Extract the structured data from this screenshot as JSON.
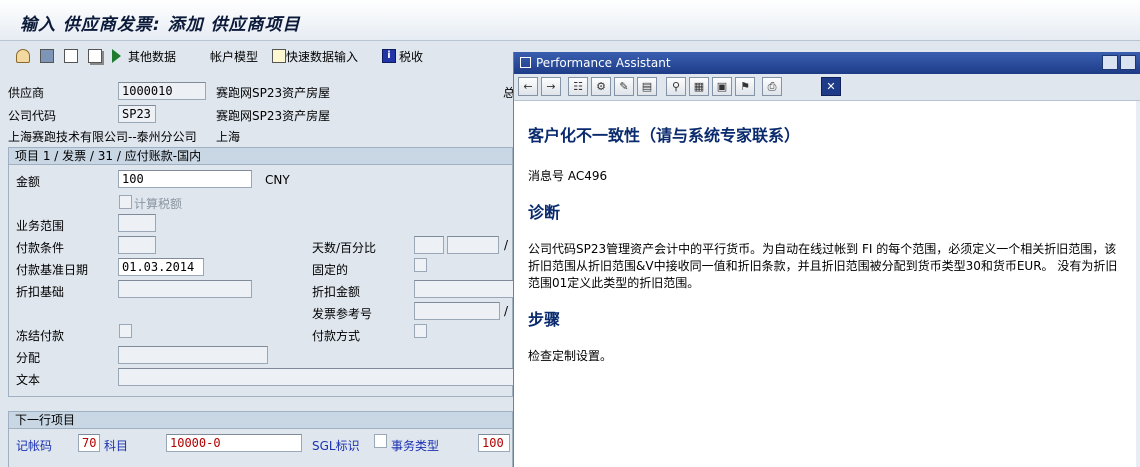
{
  "window": {
    "title": "输入 供应商发票: 添加 供应商项目"
  },
  "toolbar": {
    "other_data": "其他数据",
    "account_model": "帐户模型",
    "fast_entry": "快速数据输入",
    "tax": "税收"
  },
  "header": {
    "vendor_label": "供应商",
    "vendor_value": "1000010",
    "vendor_name": "赛跑网SP23资产房屋",
    "company_code_label": "公司代码",
    "company_code_value": "SP23",
    "company_code_name": "赛跑网SP23资产房屋",
    "vendor_address": "上海赛跑技术有限公司--泰州分公司",
    "vendor_city": "上海",
    "cut_label": "总"
  },
  "item_section": {
    "header": "项目 1 / 发票 / 31 / 应付账款-国内",
    "amount_label": "金额",
    "amount_value": "100",
    "currency": "CNY",
    "calc_tax_label": "计算税额",
    "business_area_label": "业务范围",
    "payment_terms_label": "付款条件",
    "days_pct_label": "天数/百分比",
    "baseline_date_label": "付款基准日期",
    "baseline_date_value": "01.03.2014",
    "fixed_label": "固定的",
    "discount_base_label": "折扣基础",
    "discount_amount_label": "折扣金额",
    "invoice_ref_label": "发票参考号",
    "payment_block_label": "冻结付款",
    "payment_method_label": "付款方式",
    "assignment_label": "分配",
    "text_label": "文本",
    "slash": "/"
  },
  "next_item": {
    "header": "下一行项目",
    "posting_key_label": "记帐码",
    "posting_key_value": "70",
    "account_label": "科目",
    "account_value": "10000-0",
    "sgl_label": "SGL标识",
    "transaction_type_label": "事务类型",
    "transaction_type_value": "100"
  },
  "performance_assistant": {
    "title": "Performance Assistant",
    "heading": "客户化不一致性（请与系统专家联系）",
    "message_no": "消息号  AC496",
    "diagnosis_heading": "诊断",
    "diagnosis_text": "公司代码SP23管理资产会计中的平行货币。为自动在线过帐到  FI 的每个范围，必须定义一个相关折旧范围，该折旧范围从折旧范围&V中接收同一值和折旧条款，并且折旧范围被分配到货币类型30和货币EUR。  没有为折旧范围01定义此类型的折旧范围。",
    "steps_heading": "步骤",
    "steps_text": "检查定制设置。"
  },
  "colors": {
    "title_text": "#0c1a3a",
    "accent_blue": "#1a31b0",
    "popup_title": "#1d3c88",
    "heading_text": "#0a2a6e",
    "value_red": "#b00000"
  }
}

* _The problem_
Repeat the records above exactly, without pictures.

* _Expected answer_
Extract the structured data from this screenshot as JSON.
{
  "window": {
    "title": "输入 供应商发票: 添加 供应商项目"
  },
  "toolbar": {
    "other_data": "其他数据",
    "account_model": "帐户模型",
    "fast_entry": "快速数据输入",
    "tax": "税收"
  },
  "header": {
    "vendor_label": "供应商",
    "vendor_value": "1000010",
    "vendor_name": "赛跑网SP23资产房屋",
    "company_code_label": "公司代码",
    "company_code_value": "SP23",
    "company_code_name": "赛跑网SP23资产房屋",
    "vendor_address": "上海赛跑技术有限公司--泰州分公司",
    "vendor_city": "上海",
    "cut_label": "总"
  },
  "item_section": {
    "header": "项目 1 / 发票 / 31 / 应付账款-国内",
    "amount_label": "金额",
    "amount_value": "100",
    "currency": "CNY",
    "calc_tax_label": "计算税额",
    "business_area_label": "业务范围",
    "payment_terms_label": "付款条件",
    "days_pct_label": "天数/百分比",
    "baseline_date_label": "付款基准日期",
    "baseline_date_value": "01.03.2014",
    "fixed_label": "固定的",
    "discount_base_label": "折扣基础",
    "discount_amount_label": "折扣金额",
    "invoice_ref_label": "发票参考号",
    "payment_block_label": "冻结付款",
    "payment_method_label": "付款方式",
    "assignment_label": "分配",
    "text_label": "文本",
    "slash": "/"
  },
  "next_item": {
    "header": "下一行项目",
    "posting_key_label": "记帐码",
    "posting_key_value": "70",
    "account_label": "科目",
    "account_value": "10000-0",
    "sgl_label": "SGL标识",
    "transaction_type_label": "事务类型",
    "transaction_type_value": "100"
  },
  "performance_assistant": {
    "title": "Performance Assistant",
    "heading": "客户化不一致性（请与系统专家联系）",
    "message_no": "消息号  AC496",
    "diagnosis_heading": "诊断",
    "diagnosis_text": "公司代码SP23管理资产会计中的平行货币。为自动在线过帐到  FI 的每个范围，必须定义一个相关折旧范围，该折旧范围从折旧范围&V中接收同一值和折旧条款，并且折旧范围被分配到货币类型30和货币EUR。  没有为折旧范围01定义此类型的折旧范围。",
    "steps_heading": "步骤",
    "steps_text": "检查定制设置。"
  },
  "colors": {
    "title_text": "#0c1a3a",
    "accent_blue": "#1a31b0",
    "popup_title": "#1d3c88",
    "heading_text": "#0a2a6e",
    "value_red": "#b00000"
  }
}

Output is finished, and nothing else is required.